As with the International Final, the games were designed by the competing countries. Portugal designed games about Food and Drink, Netherlands designed games with a Television theme (except one concerning the lighting of Christmas trees) and Great Britain designed games about Naval Shipping. It is highly likely that a proportion of these games were actually designed by Belgian television, but it is difficult to fathom which. Additionally, one wonders whether there were any games that had to be revised due to the lack of one team.
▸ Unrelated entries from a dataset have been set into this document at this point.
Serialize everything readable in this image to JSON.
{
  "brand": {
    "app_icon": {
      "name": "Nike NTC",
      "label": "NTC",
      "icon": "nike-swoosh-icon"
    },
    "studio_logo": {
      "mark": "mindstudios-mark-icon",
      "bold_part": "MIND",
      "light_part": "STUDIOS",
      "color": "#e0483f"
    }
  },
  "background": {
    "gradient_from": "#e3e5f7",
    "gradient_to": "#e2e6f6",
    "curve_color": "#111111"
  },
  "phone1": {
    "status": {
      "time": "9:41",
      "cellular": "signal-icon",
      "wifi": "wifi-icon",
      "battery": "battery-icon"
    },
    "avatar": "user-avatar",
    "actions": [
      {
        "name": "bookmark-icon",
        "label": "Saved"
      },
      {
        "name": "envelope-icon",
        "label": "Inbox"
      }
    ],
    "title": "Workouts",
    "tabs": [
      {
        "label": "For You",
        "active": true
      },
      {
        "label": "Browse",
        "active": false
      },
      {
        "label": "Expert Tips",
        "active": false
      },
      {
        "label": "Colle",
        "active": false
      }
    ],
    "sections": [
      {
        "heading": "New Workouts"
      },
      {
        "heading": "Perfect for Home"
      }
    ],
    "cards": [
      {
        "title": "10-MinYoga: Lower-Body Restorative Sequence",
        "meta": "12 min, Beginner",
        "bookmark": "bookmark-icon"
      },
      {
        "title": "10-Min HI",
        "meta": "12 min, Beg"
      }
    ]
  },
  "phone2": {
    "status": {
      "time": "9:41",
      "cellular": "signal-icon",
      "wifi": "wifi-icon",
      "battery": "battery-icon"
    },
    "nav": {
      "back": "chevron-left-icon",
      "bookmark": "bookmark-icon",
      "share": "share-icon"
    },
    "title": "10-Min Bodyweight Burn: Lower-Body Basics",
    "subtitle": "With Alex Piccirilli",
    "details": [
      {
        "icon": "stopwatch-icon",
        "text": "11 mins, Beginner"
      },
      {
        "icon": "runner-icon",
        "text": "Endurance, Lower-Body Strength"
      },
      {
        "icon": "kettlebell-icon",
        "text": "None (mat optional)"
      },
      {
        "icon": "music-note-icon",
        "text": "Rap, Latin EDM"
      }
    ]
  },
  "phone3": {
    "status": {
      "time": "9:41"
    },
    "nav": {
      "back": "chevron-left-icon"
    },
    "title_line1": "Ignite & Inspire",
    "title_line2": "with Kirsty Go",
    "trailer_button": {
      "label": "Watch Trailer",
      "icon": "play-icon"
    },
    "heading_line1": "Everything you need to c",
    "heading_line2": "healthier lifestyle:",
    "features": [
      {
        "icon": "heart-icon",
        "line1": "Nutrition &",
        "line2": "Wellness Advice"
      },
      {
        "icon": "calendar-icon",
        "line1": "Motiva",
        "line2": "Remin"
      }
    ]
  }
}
While at first glance, the Dutch game 'Lighting Christmas Trees' might be thought to be off their theme of Television, there is the distinct possibility that it was influenced by the Gerbrandy Tower, a partially guyed television mast in IJsselstein. Every year at Christmas, lamps on the guys are lit and the mast is transformed into the world's largest artificial Christmas tree!
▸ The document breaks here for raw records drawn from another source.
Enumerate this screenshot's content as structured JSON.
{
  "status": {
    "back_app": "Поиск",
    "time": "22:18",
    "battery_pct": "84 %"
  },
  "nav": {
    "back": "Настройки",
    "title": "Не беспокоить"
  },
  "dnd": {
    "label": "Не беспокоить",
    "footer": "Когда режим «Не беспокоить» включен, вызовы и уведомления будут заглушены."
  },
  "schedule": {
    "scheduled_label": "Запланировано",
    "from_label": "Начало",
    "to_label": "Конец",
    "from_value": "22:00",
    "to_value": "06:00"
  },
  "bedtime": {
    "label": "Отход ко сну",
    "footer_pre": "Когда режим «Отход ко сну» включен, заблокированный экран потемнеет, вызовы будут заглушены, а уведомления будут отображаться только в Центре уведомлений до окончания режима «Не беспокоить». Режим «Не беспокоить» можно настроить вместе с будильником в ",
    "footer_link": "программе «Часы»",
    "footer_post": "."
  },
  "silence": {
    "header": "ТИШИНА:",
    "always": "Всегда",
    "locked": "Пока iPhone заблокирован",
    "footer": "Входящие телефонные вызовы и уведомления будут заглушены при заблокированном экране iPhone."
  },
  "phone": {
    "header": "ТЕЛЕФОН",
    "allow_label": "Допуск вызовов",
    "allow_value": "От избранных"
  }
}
Even with the second recording, the problems continued and the BBC, in particular, were concerned that the programme was not of a broadcastable standard. By time they came to post-produce their version back in Manchester, they had decided to rename it Trio - quite possibly an in-joke on their part following the debacle in Portugal involving the Belgians. The BBC listings magazine Radio Times were advised of the programme title and content for their Christmas double-issue and the BBC1 transmission was scheduled for 6.00-6.50pm on Thursday 30th December 1982. The Christmas issue of the magazine had a lead time of nearly a month back in the 1980s, and in this period, BBC management came to the decision that Trio was not of sufficient quality to be broadcast. Trio was replaced with a hastily compiled retrospective, Best of Knockout, hosted by Stuart Hall. You can read more about this in Knockout TV. The BBC did not retain a copy of Trio in their television archives and the result was never publicised - it is published here for the first time anywhere.

The programme does however appear to have been transmitted in both the Netherlands and Portugal. Newspaper archives give transmission dates and times for the Christmas special, with the Dutch listing (titled Zeskamp-Speciaal like all JSF Christmas specials on the NCRV) revealing sufficient detail to be sure that the transmission was the Portuguese special. Since newspapers would have been printed little more than a day ahead of the transmissions, it is 99% certain that these broadcasts did in fact go ahead. This is in contradiction to what BBC producer Geoff Wilson had heard, but we feel the evidence points to the transmissions in these two countries as being as good as confirmed. Of course, there is an element of doubt, not least because some British newspapers still had Trio listed on the day of broadcast - and the British transmission did not happen.

Regardless, Trio must count as a sorry end for the first era of Jeux Sans Frontières.


JSFnetGB Series Guide pages researched by
Alan Hayes, David Hamilton, Neil Storer, Christos Moustakas, Philippe Minet,
Sébastien Dias, Ischa Bijl, Paul Leaver and JSFnet Websites